Amazing Grace

Mellonee V. Burnim

Professor Emerita of Folklore and Ethnomusicology, Indiana University

Amazing Grace— Ethnomusicology and the queen of soul

Ethnomusicologist Mellonee Burnim discusses the life and work of Aretha Franklin, the queen of soul.

Historic Artcraft Theatre Franklin, IN

Film Synopsis

Aretha Franklin records her double-platinum, Grammy-winning gospel album Amazing Grace in front of a live congregation at the New Temple Missionary Baptist Church in Los Angeles in 1972.

“One of the most famous films never released” and “one of Hollywood’s holy grails” (The New York Times) is now getting a release.

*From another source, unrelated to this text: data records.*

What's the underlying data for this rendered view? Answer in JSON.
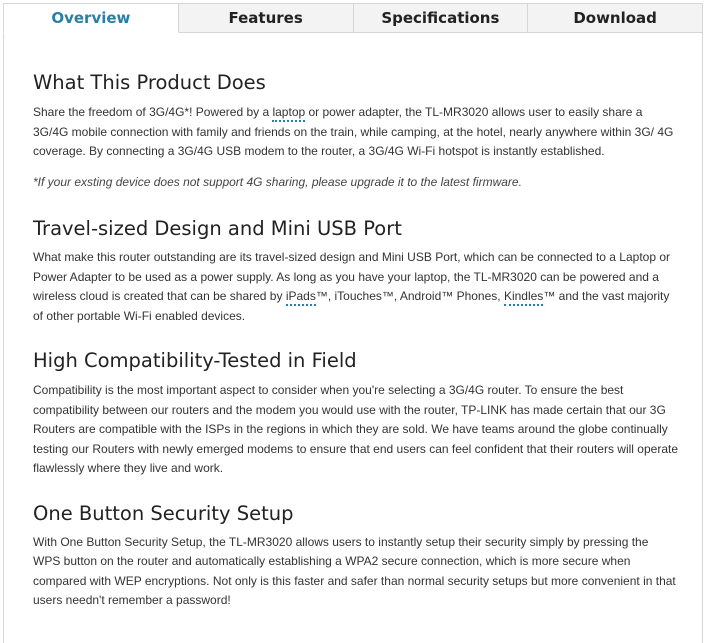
{
  "tabs": [
    "Overview",
    "Features",
    "Specifications",
    "Download"
  ],
  "colors": {
    "accent": "#2a7fa4",
    "tab_bg": "#f3f3f3",
    "border": "#d6d6d6"
  },
  "sections": [
    {
      "title": "What This Product Does",
      "p1_a": "Share the freedom of 3G/4G*! Powered by a ",
      "p1_link": "laptop",
      "p1_b": " or power adapter, the TL-MR3020 allows user to easily share a 3G/4G mobile connection with family and friends on the train, while camping, at the hotel, nearly anywhere within 3G/ 4G coverage.  By connecting a 3G/4G USB modem to the router, a 3G/4G Wi-Fi hotspot is instantly established.",
      "note": "*If your exsting device does not support 4G sharing, please upgrade it to the latest firmware."
    },
    {
      "title": "Travel-sized Design and Mini USB Port",
      "p_a": "What make this router outstanding are its travel-sized design and Mini USB Port, which can be connected to a Laptop or Power Adapter to be used as a power supply. As long as you have your laptop, the TL-MR3020 can be powered and a wireless cloud is created that can be shared by ",
      "p_link1": "iPads",
      "p_b": "™, iTouches™, Android™ Phones, ",
      "p_link2": "Kindles",
      "p_c": "™ and the vast majority of other portable Wi-Fi enabled devices."
    },
    {
      "title": "High Compatibility-Tested in Field",
      "p": "Compatibility is the most important aspect to consider when you're selecting a 3G/4G router. To ensure the best compatibility between our routers and the modem you would use with the router, TP-LINK has made certain that our 3G Routers are compatible with the ISPs in the regions in which they are sold. We have teams around the globe continually testing our Routers with newly emerged modems to ensure that end users can feel confident that their routers will operate flawlessly where they live and work."
    },
    {
      "title": "One Button Security Setup",
      "p": "With One Button Security Setup, the TL-MR3020 allows users to instantly setup their security simply by pressing the WPS button on the router and automatically establishing a WPA2 secure connection, which is more secure when compared with WEP encryptions. Not only is this faster and safer than normal security setups but more convenient in that users needn't remember a password!"
    }
  ]
}
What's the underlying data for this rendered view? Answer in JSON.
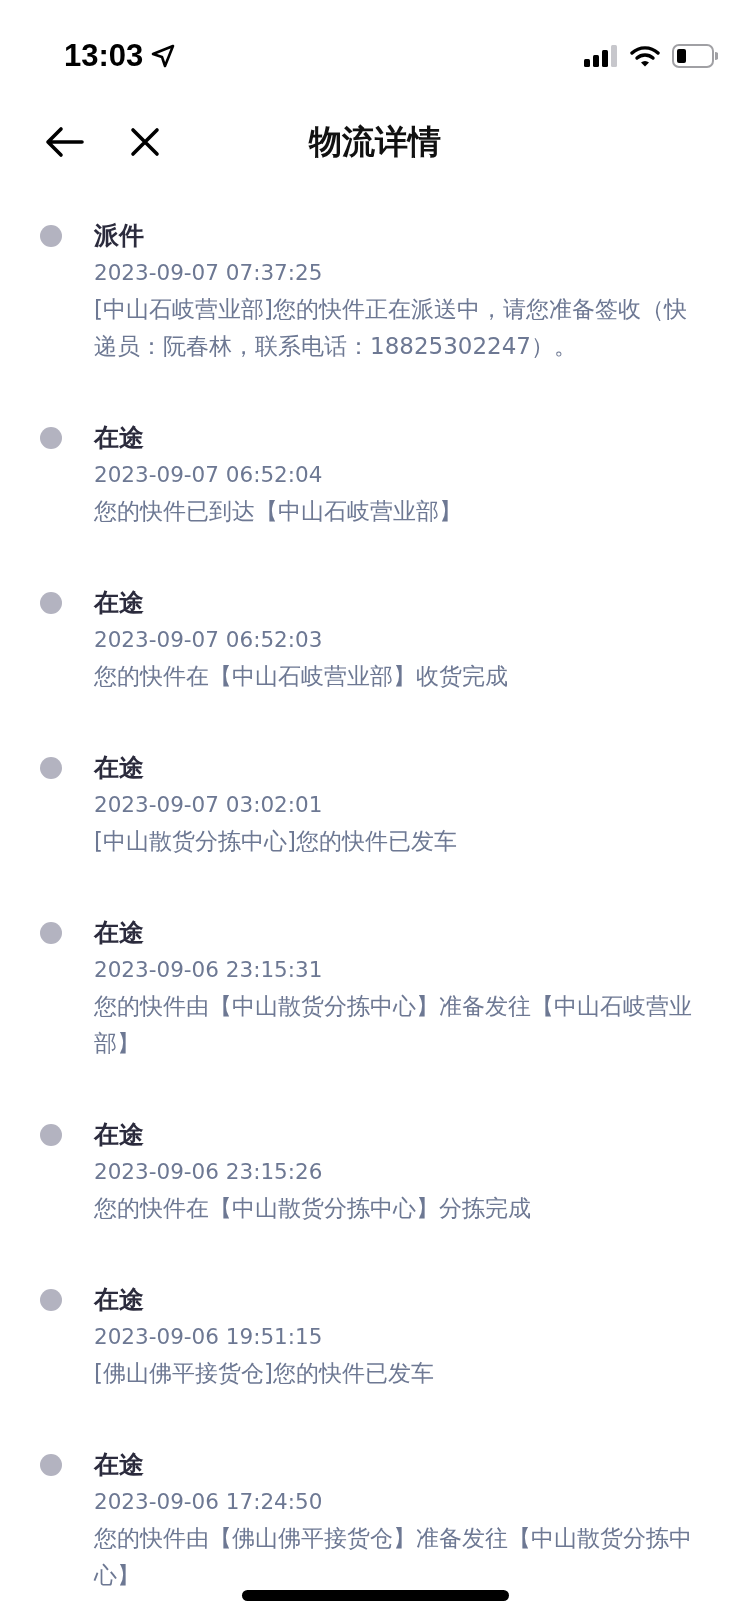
{
  "status_bar": {
    "time": "13:03"
  },
  "nav": {
    "title": "物流详情"
  },
  "events": [
    {
      "status": "派件",
      "time": "2023-09-07 07:37:25",
      "detail": "[中山石岐营业部]您的快件正在派送中，请您准备签收（快递员：阮春林，联系电话：18825302247）。"
    },
    {
      "status": "在途",
      "time": "2023-09-07 06:52:04",
      "detail": "您的快件已到达【中山石岐营业部】"
    },
    {
      "status": "在途",
      "time": "2023-09-07 06:52:03",
      "detail": "您的快件在【中山石岐营业部】收货完成"
    },
    {
      "status": "在途",
      "time": "2023-09-07 03:02:01",
      "detail": "[中山散货分拣中心]您的快件已发车"
    },
    {
      "status": "在途",
      "time": "2023-09-06 23:15:31",
      "detail": "您的快件由【中山散货分拣中心】准备发往【中山石岐营业部】"
    },
    {
      "status": "在途",
      "time": "2023-09-06 23:15:26",
      "detail": "您的快件在【中山散货分拣中心】分拣完成"
    },
    {
      "status": "在途",
      "time": "2023-09-06 19:51:15",
      "detail": "[佛山佛平接货仓]您的快件已发车"
    },
    {
      "status": "在途",
      "time": "2023-09-06 17:24:50",
      "detail": "您的快件由【佛山佛平接货仓】准备发往【中山散货分拣中心】"
    }
  ]
}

Aretha Franklin (1942-2018) may have been best known as the “queen of soul,” but she started her stunning career singing gospel music as a teenager on tour and at home in Detroit, where her father was a star pastor. Her 1972 album, Amazing Grace – an extraordinary concert of Franklin at the peak of her powers – was her most successful record, and the best-selling live gospel album of all time. It was recorded at the New Temple Missionary Baptist Church in Watts, Los Angeles – home to the gospel legend Reverend James Cleveland – by a team supervised by producer Jerry Wexler and in front of an audience filled with admirers, including Mick Jagger.

What is truly amazing is that this concert – a thrilling performance by Franklin in her prime – was also filmed by Oscar-winning director Sydney Pollack (OUT OF AFRICA, TOOTSIE), yet has remained unseen and unfinished for 46 years. Audiences will finally see Franklin sing a mix of gospel standards and contemporary songs, including ”Never Grow Old,” Marvin Gaye’s “Wholy Holy,” “God Will Take Care of You,” Carole King’s “You’ve Got a Friend,” “How I Got Over,” the title track, and much more.

Although the film was originally planned to be released by Warner Bros. in 1972 (on a double bill with SUPER FLY), there was difficulty finishing the film due to synchronization issues. The film languished in the vault for decades. Alan Elliott, a producer and associate of Jerry Wexler, and editor Jeff Buchanan supervised the completion of the film and remastered the soundtrack with renowned engineer Jimmy Douglass. (Synopsis: Film Forum)